Biking in Shanghai - more enjoyable than you might think...Jim's Deals of Day
SHANGHAI – The orange colour kinda stood out. And the fact that the seat was maybe 14 inches off the ground. But I had a chance to take a bike ride through the French Concession district of this city of 20 million people on Friday, and it was a ton of fun.
Bikes are still hugely important in Shanghai. It’s not uncommon to see a mass of 60 or 80 bicycles and motorbikes pulled up at an intersection downtown, waiting for the light to turn green so they can venture out and avoid getting smacked by drivers who think “I guess I can turn here, the light was green for me eight or 10 seconds ago.”
Sounds a little scary but it actually was quite tame. You just have to take your time and look ahead – carefully – to make sure you’re not limiting your options and that you don’t swerve out into traffic at the wrong time. The good news is there are so many bikes here that drivers are constantly reminded of cyclists. It’s not like Toronto, where commuters on bikes are a bit of an afterthought.
The French Concession is a great spot for it as there are hundreds of beautiful, old buildings from the 1920s and 1930s; solid mansions that have been turned into glorious restaurants, shops and museums. The building on the left is now a Teppanyaki restaurant with a beautiful garden that's popular for weddings.
It’s a wonderful part of town. I had a chance to visit the former home of Soong Ching Ling, the wife of Dr. Sun Yat-sen, the “forerunner of China’s democratic revolution," and to have lunch at the Shanghai Old Station Restaurant, a former beauty in the Xujiahui region.
Soong’s house is a perfect treasure of Chinese political history, complete with some of her old records and a silver tray given her by former U.S. President Richard Nixon. There also are photos of her in the house with Chairman Mao, so it’s pretty cool. The Old Station serves some great Shanghai cuisine, including bamboo shoots on bok choy, braised fish, jellied pork, crunchy vegetable spring rolls and perfectly crispy fried duck.
THE BEAT GOES ON
This place is nuts.
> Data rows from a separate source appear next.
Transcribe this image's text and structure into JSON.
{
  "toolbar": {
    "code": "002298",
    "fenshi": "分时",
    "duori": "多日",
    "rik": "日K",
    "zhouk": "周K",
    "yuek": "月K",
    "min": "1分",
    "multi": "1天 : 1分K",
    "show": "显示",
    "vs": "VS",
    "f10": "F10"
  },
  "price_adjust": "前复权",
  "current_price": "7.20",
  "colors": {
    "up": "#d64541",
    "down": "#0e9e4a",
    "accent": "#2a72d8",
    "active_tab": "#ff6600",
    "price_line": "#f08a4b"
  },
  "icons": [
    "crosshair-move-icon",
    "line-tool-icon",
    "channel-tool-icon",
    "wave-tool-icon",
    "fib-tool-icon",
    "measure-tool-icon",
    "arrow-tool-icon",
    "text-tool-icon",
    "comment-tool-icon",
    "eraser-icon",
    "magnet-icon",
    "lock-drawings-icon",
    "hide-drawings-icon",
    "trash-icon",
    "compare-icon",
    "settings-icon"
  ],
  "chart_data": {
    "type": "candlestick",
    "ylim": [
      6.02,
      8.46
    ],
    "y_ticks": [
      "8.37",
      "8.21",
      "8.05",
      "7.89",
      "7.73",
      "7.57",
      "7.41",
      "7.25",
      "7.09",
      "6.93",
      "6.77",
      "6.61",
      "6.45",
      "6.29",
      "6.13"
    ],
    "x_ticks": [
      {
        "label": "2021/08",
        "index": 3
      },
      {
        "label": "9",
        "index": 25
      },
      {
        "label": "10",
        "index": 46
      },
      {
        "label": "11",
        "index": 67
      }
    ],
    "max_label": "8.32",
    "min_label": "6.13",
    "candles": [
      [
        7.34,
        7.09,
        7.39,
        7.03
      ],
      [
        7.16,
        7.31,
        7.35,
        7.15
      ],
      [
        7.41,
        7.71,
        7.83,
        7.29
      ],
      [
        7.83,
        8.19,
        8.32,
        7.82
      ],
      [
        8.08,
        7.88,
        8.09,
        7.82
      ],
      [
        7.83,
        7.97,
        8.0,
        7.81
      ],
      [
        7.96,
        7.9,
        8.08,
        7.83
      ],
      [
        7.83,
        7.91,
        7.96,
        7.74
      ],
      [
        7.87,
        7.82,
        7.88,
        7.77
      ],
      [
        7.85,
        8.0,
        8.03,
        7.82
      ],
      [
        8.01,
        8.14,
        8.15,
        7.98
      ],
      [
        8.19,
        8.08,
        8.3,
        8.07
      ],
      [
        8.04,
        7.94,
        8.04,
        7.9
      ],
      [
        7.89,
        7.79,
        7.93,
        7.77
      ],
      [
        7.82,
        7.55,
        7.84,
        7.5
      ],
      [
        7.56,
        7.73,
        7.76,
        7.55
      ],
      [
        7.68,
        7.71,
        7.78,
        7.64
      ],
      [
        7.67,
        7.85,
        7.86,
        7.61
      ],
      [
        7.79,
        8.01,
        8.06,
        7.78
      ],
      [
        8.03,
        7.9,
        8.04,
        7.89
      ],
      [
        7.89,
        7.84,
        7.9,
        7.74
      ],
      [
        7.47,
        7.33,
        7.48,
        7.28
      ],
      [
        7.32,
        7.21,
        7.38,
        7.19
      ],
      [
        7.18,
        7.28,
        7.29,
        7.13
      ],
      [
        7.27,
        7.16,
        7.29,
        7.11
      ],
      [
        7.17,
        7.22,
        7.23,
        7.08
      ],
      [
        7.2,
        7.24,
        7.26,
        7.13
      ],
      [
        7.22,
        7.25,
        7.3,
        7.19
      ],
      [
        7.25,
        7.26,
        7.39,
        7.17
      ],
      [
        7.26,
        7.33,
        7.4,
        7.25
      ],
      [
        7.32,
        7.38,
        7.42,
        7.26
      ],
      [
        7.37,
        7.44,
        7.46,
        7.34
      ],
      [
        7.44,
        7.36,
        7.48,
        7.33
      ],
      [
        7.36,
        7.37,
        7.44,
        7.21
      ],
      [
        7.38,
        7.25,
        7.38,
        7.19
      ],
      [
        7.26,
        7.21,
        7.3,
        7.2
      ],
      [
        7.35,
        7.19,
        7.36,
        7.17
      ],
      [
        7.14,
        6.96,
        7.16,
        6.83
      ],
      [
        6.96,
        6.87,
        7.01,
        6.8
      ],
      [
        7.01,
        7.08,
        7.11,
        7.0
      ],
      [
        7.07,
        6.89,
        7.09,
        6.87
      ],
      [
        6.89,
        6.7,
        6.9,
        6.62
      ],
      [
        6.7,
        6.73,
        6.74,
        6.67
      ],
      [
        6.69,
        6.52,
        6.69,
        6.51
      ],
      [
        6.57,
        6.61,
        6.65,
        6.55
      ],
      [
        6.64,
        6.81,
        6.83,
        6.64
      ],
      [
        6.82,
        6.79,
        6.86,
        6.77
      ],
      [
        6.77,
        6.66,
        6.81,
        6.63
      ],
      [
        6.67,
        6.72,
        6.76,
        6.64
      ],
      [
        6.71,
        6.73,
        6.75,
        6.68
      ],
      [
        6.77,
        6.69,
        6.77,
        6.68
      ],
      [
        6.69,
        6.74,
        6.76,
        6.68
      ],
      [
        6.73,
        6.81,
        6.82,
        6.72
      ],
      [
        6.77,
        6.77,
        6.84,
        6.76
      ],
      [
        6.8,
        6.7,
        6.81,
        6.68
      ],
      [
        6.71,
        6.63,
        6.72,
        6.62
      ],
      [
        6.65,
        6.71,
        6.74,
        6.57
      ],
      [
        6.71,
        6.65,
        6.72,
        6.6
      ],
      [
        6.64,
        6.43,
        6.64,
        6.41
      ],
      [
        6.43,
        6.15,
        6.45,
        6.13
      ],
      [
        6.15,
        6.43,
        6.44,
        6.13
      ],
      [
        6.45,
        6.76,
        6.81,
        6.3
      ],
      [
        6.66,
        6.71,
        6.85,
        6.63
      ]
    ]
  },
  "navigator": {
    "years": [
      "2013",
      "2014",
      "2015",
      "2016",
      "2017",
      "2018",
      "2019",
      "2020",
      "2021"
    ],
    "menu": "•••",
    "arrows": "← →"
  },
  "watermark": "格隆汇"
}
Friday night (it’s now Saturday morning here) I was out on the Bund checking out the new Peninsula Hotel and one of the nearby bars (just for future reference). It was around 7 p.m., and I couldn’t help but notice there were dozens of workers on the street laying out sections of pipe.
It’s now 6:30 a.m. Saturday morning and I’m typing away on my laptop, high on the 63rd floor of the Grand Hyatt in the Pudong district, and I can distinctly hear the clanging of construction equipment down below. New York is the city that never sleeps? I don’t think so.
They’ve gone construction mad in this town. Pudong was nothing but rice paddies and a few scattered homes 20 years ago. Now, it’s a dizzying display of skyscrapers; offices and hotel and condo towers that rise 500 meters or more in a huge cluster of “I’ll show you whose is bigger” machismo.
I can look out (well, not today because of the fog but yesterday) and see four or five massive towers in various stages of development. And that’s just Pudong. Over on the Bund the Fairmont Peace Hotel is about finished. The Peninsula just opened a few months ago. And there are dozens of new roads, transit lines, airport terminals and train lines opening up in a mad rush to get ready for Expo 2010’s arrival in less than 50 days.
The Grand Hyatt is a great spot, with the lobby on the 54th floor and nearly a dozen bars and restaurants, most with incredible views of the city. Had Italian food at Cucina on Friday, including a terrific Spaghetti di Frutti di Mare. The hotel atrium rises about 40 stories, I think, and it's quite something.
JIM'S DEALS OF THE DAY
US$79 - Hotel in Walt Disney World Resort, w/breakfast & Disney Days Bonus
$325 - Toronto to Havana, Cuba, 1 week spring getaway ($535 w/tax)
$14.99 per day - Weekend Special Car Rental Rate with Enterprise